_The problem:_
Give a single number in reply. It is the count of lines below that contain the string "JSON".

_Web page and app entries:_
BEGIN
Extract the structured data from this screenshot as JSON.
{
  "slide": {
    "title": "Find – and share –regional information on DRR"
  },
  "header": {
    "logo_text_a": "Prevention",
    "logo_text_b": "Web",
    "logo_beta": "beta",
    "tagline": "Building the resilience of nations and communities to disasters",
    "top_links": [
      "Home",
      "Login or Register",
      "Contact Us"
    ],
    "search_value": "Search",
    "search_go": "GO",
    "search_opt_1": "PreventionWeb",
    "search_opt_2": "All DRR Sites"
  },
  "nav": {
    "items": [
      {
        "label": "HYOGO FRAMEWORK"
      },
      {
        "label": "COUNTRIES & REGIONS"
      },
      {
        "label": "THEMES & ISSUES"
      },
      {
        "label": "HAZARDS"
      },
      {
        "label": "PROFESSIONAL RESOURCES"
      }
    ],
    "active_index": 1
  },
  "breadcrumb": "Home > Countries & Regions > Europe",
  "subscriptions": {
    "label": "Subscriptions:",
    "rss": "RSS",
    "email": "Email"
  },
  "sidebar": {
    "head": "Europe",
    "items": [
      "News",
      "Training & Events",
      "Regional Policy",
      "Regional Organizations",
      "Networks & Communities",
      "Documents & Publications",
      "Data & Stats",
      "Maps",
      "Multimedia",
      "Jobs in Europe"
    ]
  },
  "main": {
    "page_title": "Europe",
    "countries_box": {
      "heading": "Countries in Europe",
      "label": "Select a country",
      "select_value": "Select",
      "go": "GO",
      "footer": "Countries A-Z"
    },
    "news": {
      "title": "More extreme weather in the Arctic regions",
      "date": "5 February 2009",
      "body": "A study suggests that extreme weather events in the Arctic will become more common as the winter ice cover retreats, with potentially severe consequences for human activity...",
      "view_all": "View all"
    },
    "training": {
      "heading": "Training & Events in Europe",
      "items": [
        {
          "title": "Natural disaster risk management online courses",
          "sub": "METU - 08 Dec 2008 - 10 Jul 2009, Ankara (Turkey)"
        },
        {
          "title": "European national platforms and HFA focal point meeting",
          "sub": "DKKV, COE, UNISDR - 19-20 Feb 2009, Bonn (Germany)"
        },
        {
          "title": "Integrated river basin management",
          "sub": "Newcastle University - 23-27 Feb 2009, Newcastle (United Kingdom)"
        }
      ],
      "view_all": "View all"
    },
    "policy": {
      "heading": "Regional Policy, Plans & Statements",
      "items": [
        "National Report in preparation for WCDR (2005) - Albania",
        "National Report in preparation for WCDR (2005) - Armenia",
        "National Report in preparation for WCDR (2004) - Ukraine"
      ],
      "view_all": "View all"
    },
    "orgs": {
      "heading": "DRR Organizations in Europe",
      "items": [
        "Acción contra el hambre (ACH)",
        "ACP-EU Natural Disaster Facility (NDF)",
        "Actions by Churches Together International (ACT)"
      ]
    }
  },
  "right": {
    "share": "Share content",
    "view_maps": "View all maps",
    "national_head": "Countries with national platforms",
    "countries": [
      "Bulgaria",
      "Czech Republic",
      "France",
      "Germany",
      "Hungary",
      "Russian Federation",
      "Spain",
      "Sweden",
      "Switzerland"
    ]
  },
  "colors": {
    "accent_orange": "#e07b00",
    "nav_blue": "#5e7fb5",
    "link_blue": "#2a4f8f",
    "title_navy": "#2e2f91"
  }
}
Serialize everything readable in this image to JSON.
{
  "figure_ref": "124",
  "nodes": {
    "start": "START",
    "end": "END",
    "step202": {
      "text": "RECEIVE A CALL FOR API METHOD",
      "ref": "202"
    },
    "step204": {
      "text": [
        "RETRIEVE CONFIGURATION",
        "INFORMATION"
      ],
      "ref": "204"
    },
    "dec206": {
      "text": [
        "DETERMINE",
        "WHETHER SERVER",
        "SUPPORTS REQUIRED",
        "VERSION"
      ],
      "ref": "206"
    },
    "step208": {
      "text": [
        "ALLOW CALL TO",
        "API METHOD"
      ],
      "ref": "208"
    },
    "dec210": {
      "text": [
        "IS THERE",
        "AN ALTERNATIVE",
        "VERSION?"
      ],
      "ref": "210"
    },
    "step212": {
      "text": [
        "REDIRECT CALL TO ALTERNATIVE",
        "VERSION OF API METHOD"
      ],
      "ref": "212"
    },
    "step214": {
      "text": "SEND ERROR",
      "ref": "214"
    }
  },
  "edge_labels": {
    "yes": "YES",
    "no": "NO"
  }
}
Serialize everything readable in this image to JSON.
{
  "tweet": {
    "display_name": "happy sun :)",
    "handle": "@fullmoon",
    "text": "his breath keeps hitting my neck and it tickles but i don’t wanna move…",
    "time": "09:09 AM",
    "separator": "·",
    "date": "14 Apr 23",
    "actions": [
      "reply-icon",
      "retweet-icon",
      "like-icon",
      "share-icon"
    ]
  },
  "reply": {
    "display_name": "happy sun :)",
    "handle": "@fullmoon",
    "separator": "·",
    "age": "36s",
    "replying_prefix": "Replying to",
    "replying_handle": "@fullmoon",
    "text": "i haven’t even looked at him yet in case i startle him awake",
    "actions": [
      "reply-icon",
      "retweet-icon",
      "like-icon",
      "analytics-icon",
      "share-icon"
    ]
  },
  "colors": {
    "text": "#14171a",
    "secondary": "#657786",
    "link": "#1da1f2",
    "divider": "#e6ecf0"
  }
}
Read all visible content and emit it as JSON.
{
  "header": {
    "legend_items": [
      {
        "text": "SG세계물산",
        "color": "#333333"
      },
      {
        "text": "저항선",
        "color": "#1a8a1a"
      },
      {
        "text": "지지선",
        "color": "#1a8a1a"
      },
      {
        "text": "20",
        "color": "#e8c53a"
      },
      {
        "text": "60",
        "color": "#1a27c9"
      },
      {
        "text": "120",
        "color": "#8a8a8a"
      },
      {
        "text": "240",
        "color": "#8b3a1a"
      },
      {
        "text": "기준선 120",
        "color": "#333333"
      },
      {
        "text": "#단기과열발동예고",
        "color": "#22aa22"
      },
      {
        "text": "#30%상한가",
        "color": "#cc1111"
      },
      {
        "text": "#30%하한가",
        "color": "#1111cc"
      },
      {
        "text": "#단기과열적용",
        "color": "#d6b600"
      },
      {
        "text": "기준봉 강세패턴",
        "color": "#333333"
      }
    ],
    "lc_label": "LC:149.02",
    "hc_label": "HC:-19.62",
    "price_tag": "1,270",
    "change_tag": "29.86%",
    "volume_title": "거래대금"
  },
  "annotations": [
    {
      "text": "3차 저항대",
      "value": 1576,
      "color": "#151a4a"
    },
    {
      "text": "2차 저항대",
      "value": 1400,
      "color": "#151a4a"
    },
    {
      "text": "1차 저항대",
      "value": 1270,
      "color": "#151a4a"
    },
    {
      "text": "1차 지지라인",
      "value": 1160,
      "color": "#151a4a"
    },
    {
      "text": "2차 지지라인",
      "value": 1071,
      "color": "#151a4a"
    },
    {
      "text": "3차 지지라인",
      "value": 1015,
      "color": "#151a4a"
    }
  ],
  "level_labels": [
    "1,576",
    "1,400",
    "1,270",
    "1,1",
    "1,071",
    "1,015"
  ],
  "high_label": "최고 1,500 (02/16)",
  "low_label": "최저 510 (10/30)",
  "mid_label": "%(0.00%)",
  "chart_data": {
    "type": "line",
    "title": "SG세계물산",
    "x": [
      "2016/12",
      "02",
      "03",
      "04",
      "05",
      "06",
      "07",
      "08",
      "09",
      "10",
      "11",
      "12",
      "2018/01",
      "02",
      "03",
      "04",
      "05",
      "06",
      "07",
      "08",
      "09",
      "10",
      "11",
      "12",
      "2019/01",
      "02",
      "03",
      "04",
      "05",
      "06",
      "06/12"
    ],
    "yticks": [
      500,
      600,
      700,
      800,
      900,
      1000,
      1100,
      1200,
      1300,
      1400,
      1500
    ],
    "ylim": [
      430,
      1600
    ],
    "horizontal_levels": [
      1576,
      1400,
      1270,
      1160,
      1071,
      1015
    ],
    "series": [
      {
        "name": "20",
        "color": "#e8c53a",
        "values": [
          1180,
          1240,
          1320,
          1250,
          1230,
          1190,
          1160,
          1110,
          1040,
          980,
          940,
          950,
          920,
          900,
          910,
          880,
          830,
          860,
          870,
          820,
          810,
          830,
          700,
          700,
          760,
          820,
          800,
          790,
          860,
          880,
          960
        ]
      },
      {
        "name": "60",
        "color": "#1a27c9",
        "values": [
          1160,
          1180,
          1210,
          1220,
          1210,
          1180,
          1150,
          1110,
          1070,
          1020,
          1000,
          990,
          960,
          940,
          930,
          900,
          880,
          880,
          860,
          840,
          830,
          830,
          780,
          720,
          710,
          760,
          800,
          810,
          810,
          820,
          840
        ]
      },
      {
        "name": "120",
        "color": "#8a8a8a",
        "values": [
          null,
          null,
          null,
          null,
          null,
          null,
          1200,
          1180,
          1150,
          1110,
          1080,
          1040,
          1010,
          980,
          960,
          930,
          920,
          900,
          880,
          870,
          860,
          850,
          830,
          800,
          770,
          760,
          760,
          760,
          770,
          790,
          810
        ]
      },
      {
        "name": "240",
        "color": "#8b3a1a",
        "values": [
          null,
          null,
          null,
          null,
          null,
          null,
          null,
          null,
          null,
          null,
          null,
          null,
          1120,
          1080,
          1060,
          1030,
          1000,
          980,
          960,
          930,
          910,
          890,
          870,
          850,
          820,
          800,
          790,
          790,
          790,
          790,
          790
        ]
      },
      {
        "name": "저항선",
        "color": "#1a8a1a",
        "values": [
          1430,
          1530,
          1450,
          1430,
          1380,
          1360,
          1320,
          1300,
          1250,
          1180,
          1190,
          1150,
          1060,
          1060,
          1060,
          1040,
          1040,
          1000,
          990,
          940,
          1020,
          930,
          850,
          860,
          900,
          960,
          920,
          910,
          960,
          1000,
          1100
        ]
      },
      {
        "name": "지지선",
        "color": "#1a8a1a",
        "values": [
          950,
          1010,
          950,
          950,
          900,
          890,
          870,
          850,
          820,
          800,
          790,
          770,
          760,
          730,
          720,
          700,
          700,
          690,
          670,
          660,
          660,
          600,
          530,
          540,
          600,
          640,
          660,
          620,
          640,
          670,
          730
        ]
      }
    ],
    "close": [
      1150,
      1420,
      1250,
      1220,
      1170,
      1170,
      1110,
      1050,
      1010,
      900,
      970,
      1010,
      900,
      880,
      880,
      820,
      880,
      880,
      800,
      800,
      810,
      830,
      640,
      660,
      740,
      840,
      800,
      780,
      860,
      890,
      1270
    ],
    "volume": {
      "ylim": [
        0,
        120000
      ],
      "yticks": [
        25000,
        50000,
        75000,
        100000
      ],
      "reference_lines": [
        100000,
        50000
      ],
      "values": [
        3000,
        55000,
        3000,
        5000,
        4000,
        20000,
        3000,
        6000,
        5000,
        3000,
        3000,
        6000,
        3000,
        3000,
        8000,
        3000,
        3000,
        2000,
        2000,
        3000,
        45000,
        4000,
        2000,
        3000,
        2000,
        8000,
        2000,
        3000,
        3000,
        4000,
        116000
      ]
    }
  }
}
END
_Result:_
4